(c) reading in it before the king, 2 Kgs. 22:9-11; 2 Chron. 34:16-19;

(d) the prophecy of Huldah, 2 Kgs. 22:12-20; 2 Chron. 34:20-28;

(e) the public reading and accepting of the Book of the Covenant, 2 Kgs. 23:1-3; 2 Chron. 34:29-32;

(f) subsequent iconoclastic operations, 2 Kgs. 23:4-20,24,25; 2 Chron. 34:33;

(g) Josiah's passover, 2 Kgs. 23:21-23; 2 Chron. 35:1-19;

(h) concluding events, and literature, 2 Kgs. 23:26-30; 2 Chron. 35:20-27.

7. Mention of the Times of Josiah in the Prophets. In Zephaniah, Jer. 1-6, and Habakkuk, look for allusions to the history of the times of Josiah, as distinguished from allusions to the previous history.

8. Contemporaneous History.
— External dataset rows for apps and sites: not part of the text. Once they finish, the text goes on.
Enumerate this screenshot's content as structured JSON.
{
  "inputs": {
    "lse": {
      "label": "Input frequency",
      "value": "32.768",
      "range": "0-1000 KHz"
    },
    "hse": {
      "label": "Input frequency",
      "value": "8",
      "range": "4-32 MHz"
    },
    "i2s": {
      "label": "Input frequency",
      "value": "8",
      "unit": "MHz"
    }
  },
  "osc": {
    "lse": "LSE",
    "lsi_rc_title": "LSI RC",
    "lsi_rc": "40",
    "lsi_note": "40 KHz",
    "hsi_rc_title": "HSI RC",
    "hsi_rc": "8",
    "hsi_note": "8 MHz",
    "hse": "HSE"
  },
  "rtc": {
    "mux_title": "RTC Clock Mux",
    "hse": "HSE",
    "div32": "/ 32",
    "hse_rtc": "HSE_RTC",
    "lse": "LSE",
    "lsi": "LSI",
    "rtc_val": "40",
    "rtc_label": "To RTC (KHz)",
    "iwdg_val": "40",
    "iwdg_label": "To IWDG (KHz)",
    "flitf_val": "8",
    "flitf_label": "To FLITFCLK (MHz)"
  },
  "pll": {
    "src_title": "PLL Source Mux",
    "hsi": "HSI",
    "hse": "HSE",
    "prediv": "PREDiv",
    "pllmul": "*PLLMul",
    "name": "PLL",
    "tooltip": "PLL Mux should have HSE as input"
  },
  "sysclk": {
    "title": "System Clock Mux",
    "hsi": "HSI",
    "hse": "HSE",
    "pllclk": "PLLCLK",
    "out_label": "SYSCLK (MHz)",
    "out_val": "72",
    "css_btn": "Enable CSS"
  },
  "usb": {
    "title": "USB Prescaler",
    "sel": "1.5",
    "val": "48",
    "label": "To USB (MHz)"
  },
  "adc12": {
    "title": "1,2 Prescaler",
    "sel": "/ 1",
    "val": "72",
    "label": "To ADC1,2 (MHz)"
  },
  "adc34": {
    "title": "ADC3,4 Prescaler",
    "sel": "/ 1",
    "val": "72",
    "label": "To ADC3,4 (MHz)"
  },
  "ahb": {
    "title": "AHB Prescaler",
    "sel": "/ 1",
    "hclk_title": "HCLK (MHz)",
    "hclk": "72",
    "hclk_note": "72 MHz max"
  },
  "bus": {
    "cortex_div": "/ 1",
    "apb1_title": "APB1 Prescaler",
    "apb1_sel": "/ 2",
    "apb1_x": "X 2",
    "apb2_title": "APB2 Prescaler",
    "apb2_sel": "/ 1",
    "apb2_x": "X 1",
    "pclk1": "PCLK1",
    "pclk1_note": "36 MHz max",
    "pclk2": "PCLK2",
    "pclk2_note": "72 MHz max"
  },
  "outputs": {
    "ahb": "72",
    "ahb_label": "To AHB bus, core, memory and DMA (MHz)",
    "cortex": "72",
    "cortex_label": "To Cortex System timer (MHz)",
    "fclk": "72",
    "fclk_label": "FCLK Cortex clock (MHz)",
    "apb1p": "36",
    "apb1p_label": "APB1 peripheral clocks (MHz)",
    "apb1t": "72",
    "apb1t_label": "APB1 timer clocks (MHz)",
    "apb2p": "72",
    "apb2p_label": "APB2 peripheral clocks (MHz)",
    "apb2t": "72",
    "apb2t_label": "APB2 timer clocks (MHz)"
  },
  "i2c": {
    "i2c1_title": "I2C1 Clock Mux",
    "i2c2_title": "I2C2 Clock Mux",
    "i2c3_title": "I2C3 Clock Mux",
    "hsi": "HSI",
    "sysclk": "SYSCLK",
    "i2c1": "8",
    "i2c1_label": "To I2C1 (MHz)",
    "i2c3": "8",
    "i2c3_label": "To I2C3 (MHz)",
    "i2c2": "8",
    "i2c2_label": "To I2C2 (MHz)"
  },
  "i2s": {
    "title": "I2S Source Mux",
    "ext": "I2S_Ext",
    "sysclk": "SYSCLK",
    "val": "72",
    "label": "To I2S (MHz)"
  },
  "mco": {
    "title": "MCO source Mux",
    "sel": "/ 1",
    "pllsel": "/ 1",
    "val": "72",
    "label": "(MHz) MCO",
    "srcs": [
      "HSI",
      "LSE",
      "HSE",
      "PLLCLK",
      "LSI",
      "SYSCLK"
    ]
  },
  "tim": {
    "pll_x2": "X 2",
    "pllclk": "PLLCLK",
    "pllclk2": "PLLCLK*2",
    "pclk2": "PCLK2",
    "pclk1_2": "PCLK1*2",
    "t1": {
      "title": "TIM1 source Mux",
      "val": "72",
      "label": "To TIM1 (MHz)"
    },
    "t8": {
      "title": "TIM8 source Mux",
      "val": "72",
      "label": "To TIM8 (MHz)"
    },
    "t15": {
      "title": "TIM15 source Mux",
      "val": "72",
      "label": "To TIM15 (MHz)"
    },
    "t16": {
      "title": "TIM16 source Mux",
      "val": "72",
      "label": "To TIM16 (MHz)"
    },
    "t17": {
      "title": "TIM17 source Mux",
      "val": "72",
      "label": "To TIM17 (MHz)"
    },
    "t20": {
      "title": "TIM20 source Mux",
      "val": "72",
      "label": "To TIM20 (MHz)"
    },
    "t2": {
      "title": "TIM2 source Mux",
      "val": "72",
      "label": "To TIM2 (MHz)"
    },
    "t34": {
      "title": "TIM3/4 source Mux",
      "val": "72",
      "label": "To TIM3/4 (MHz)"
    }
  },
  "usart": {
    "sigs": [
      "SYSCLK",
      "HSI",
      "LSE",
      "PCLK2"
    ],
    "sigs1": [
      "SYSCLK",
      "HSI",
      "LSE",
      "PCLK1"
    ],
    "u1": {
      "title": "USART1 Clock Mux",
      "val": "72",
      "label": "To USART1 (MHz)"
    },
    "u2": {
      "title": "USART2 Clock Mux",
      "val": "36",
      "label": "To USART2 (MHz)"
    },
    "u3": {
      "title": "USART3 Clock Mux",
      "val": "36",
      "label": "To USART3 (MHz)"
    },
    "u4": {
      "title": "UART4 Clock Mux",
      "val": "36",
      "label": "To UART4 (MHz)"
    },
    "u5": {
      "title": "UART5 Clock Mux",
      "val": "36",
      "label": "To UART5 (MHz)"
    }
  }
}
From the best accessible sources, look up the history of Egypt, during the time of the reign of Josiah; the history of the great Scythian invasion, mentioned by Herodotus; the history of the downfall of Nineveh, and the rise of the kingdom of Nabopolassar, king of Babylon; in all these, remember that the dates, and often the events themselves, are only conjectural. Look up a few contemporary events in Greek and Roman history.

9. The Great Pentateuchal Questions connected with the Time of Josiah.

(1) How extensive was the " Book of the Covenant" read before the congregation, 2 Kgs. 23:2; 2 Chron. 34:30?

(2) Was this book the whole of the book of the law found in the temple, or only a section of it?

(3) Was this copy of the book of the law the only copy then in existence, or did the interest it excited arise from its being a special copy of some sort?

(4) Do the accounts represent this book of the law as then newly written, or as ancient?

(5) What evidence can you find as to the extent of the book of the law?

(a) was it merely the legislative part of Deuteronomy?

(b) was it the Pentateuch?

(c) was it the Pentateuch with additional sacred writings?

(6) Whatever were its contents, does the account in Chronicles represent that Josiah had the legislation now found in Exodus, Leviticus, and Numbers?


(a) Does the account in Kings confirm that in Chronicles, in this particular?

(b) or contradict it?

(c) or keep silence in the matter?



1) These numbers vary by either two or three, in each case, from those found in the margins of most marginal Bibles. In the instances where the difference is two, it is explained in the STUDENT, p. 236; where there is an additional year of difference, it is due to a different method of counting the years.